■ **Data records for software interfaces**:
==========
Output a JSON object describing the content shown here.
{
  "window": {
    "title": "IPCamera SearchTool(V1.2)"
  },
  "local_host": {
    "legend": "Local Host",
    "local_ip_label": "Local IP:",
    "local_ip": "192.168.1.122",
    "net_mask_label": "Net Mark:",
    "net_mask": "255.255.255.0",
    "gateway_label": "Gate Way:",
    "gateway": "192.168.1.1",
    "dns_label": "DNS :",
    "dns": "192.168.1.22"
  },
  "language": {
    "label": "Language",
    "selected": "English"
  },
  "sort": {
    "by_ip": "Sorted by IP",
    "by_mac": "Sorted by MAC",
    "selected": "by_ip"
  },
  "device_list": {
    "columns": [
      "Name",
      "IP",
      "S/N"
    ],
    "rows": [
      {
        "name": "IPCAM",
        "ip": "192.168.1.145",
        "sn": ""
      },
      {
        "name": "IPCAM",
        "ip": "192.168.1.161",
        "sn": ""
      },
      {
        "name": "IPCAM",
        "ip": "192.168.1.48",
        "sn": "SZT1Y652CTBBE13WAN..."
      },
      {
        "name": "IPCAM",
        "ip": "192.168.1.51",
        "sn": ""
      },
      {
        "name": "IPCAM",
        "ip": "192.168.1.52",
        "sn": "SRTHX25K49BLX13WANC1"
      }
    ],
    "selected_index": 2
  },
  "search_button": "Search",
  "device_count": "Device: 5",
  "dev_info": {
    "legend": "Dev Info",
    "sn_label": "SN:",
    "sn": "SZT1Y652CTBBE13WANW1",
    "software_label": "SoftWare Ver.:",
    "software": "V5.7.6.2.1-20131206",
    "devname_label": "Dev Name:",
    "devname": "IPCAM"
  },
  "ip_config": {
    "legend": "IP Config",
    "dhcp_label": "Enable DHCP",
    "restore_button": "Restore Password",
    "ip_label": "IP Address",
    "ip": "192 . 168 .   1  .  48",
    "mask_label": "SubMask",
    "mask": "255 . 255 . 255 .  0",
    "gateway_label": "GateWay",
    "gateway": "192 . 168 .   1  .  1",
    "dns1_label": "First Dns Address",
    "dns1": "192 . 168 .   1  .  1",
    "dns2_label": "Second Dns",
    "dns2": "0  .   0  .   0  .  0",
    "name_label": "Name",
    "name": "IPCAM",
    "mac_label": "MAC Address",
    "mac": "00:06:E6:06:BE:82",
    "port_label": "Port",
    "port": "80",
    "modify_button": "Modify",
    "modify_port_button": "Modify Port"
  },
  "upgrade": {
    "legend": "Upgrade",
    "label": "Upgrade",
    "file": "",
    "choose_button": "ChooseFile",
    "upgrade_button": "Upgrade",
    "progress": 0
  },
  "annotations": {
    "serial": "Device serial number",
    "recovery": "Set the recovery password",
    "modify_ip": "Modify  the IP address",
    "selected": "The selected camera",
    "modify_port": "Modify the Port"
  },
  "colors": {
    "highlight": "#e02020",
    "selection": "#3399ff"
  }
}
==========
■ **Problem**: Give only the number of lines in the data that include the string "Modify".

■ **Problem solution**: 4